Cneius Cornelius Cossus and Lucius Furius Medullinus were elected consuls.
The commons were not on any other occasion more dissatisfied at the election of tribunes not being conceded to them.
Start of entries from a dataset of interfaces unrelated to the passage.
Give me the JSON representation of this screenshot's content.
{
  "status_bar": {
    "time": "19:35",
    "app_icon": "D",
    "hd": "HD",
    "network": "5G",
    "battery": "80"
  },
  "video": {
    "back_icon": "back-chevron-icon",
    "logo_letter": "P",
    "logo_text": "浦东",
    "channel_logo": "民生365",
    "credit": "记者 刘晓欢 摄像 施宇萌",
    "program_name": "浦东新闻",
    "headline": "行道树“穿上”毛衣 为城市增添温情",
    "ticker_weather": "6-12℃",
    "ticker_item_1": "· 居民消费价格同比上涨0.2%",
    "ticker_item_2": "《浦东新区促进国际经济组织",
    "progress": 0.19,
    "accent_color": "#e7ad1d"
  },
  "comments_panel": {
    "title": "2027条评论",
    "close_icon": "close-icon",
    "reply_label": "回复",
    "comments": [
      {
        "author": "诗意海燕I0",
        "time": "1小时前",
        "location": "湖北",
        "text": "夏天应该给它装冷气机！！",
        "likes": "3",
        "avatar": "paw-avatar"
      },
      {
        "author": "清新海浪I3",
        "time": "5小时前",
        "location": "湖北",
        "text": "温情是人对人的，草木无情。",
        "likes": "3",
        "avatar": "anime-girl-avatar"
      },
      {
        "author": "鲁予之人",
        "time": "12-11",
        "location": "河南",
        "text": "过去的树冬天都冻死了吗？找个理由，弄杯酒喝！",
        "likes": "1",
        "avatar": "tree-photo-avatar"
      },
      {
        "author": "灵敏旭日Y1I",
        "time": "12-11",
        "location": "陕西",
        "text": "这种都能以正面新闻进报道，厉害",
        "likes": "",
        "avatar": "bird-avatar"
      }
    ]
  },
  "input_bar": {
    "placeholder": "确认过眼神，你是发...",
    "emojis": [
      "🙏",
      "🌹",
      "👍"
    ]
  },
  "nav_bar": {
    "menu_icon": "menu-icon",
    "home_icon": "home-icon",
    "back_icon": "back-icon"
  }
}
This sense of annoyance they both manifested at the nomination of quaestors, and avenged by then electing plebeians for the first time as quaestors; so that in electing four, room was left for only one patrician; whilst three plebeians, Quintus Silius, Publius Aelius, and Publius Pupius, were preferred to young men of the most illustrious families.
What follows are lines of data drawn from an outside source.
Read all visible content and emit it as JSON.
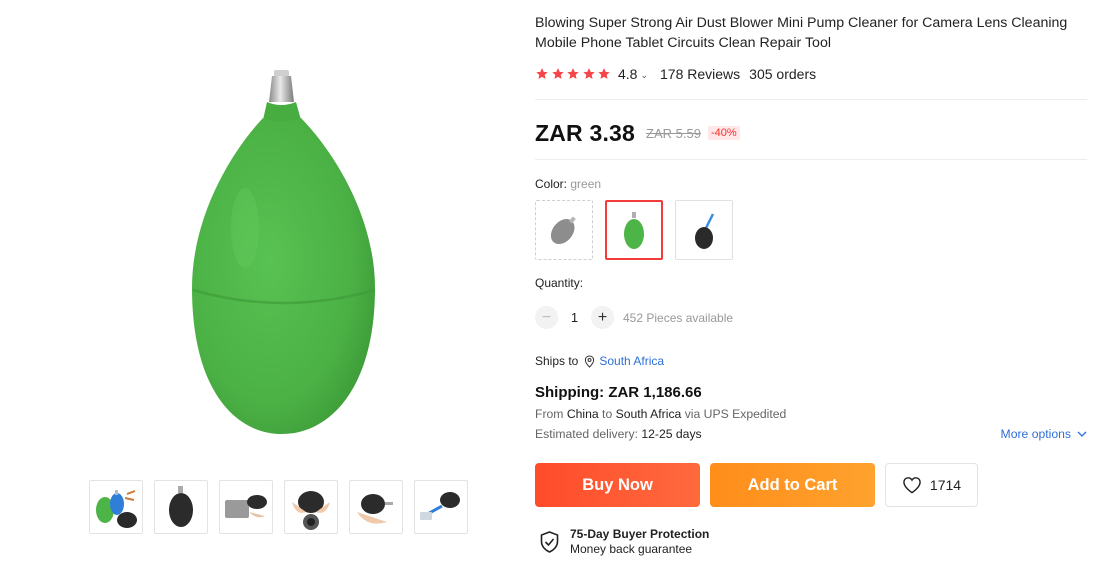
{
  "product": {
    "title": "Blowing Super Strong Air Dust Blower Mini Pump Cleaner for Camera Lens Cleaning Mobile Phone Tablet Circuits Clean Repair Tool",
    "rating": "4.8",
    "rating_chevron": "⌄",
    "stars_filled": 5,
    "reviews": "178 Reviews",
    "orders": "305 orders"
  },
  "price": {
    "current": "ZAR 3.38",
    "original": "ZAR 5.59",
    "discount": "-40%"
  },
  "color": {
    "label": "Color: ",
    "selected_value": "green",
    "options": [
      "gray",
      "green",
      "black"
    ]
  },
  "quantity": {
    "label": "Quantity:",
    "minus": "−",
    "value": "1",
    "plus": "+",
    "available": "452 Pieces available"
  },
  "ships_to": {
    "label": "Ships to",
    "country": "South Africa"
  },
  "shipping": {
    "title": "Shipping: ZAR 1,186.66",
    "from_prefix": "From ",
    "from_country": "China",
    "to_word": " to ",
    "to_country": "South Africa",
    "via": " via UPS Expedited",
    "estimated_label": "Estimated delivery: ",
    "estimated_value": "12-25 days",
    "more_options": "More options"
  },
  "actions": {
    "buy_now": "Buy Now",
    "add_to_cart": "Add to Cart",
    "wishlist_count": "1714"
  },
  "protection": {
    "title": "75-Day Buyer Protection",
    "subtitle": "Money back guarantee"
  },
  "colors": {
    "accent_red": "#f23c3c",
    "buy_now_bg": "#ff4b2b",
    "add_to_cart_bg": "#ff9620",
    "link_blue": "#2e6fd8",
    "product_green": "#4db548"
  },
  "icons": [
    "star-icon",
    "chevron-down-icon",
    "location-pin-icon",
    "heart-icon",
    "shield-check-icon"
  ]
}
I learn that the principal advisers of the people, in this so independent a
bestowing of their suffrage, were the Icilii, three out of this family most hostile to the patricians having been elected tribunes of the commons for that year, by their holding out the grand prospect of many and great achievements to the people, who became consequently most ardent;
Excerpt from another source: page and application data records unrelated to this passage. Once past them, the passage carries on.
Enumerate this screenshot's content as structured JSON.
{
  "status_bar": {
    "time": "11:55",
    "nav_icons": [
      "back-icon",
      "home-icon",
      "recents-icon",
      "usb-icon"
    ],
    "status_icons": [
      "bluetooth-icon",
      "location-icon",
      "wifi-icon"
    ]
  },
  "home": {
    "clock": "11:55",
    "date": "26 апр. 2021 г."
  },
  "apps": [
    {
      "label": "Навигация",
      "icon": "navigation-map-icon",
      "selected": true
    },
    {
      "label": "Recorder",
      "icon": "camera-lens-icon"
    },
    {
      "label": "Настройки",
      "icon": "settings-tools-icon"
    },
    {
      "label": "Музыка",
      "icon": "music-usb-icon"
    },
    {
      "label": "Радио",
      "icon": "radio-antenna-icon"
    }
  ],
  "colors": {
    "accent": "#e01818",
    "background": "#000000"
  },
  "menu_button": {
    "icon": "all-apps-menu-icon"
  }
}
after they had affirmed that they would not stir a step, if the people would not, even at the election of quaestors, the only one which the senate had left open to the commons and patricians, evince sufficient spirit to accomplish that which they had so long wished for, and which was allowed by the laws.
This therefore the people considered an important victory; and that quaestorship they estimated not by the extent of the honour itself; but an access seemed opened to new men to the consulship and the honours of a triumph.
The patricians, on the other hand, expressed their indignation not so much at the honours of the state being shared, but at their being lost; they said that, “if matters be so, children need no longer be educated; who being driven from the station of their ancestors, and seeing others in the possession of their dignity, would be left without command or power, as mere salii and flamens, with no other employment than to offer sacrifices for the people.”
The minds of both parties being irritated, since the commons had both assumed new courage, and had now three leaders of the most distinguished reputation for the popular side; the patricians seeing that the result of all the elections would be similar to that for quaestors, [p. 313]
wherever the people had the choice from both sides, strove vigorously for the election of consuls, which was not yet open to them.
The Icilii, on the contrary, said that military tribunes should be elected, and that posts of honour should be at length imparted to the commons.